Data about app and page elements
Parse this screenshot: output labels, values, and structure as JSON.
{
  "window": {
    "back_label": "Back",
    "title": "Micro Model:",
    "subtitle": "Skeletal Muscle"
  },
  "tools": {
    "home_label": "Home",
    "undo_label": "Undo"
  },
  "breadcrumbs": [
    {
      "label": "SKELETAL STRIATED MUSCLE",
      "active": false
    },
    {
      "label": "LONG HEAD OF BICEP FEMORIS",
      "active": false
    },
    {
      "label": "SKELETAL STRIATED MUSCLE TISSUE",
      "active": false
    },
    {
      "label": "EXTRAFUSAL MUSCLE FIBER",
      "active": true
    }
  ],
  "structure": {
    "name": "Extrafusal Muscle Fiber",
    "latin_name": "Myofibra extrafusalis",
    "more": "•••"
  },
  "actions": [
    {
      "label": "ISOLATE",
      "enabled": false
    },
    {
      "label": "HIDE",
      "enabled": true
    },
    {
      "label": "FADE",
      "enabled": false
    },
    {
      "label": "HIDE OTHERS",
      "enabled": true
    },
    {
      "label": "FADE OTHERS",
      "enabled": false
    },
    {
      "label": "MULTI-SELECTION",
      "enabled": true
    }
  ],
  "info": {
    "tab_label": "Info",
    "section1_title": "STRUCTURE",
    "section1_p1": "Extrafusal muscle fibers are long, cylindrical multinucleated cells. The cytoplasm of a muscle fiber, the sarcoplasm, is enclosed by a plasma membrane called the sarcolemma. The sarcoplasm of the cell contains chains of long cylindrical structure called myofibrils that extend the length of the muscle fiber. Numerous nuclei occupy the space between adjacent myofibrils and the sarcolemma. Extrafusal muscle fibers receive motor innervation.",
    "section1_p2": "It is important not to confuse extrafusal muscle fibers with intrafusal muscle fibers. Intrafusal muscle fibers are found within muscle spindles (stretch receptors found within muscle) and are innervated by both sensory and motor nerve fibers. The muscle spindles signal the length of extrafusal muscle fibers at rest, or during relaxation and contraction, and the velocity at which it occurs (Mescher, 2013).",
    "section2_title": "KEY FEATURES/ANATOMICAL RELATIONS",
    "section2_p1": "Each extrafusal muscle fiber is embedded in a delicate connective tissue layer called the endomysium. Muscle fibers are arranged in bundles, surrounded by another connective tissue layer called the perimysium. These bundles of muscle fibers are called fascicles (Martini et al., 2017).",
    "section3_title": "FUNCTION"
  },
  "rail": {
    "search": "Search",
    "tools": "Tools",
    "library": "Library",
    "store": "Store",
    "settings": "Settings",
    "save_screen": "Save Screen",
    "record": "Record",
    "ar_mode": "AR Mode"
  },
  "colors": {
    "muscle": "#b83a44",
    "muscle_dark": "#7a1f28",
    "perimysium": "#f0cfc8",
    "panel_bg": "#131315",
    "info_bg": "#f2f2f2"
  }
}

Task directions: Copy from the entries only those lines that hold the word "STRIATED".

Written answer:
      "label": "SKELETAL STRIATED MUSCLE",
      "label": "SKELETAL STRIATED MUSCLE TISSUE",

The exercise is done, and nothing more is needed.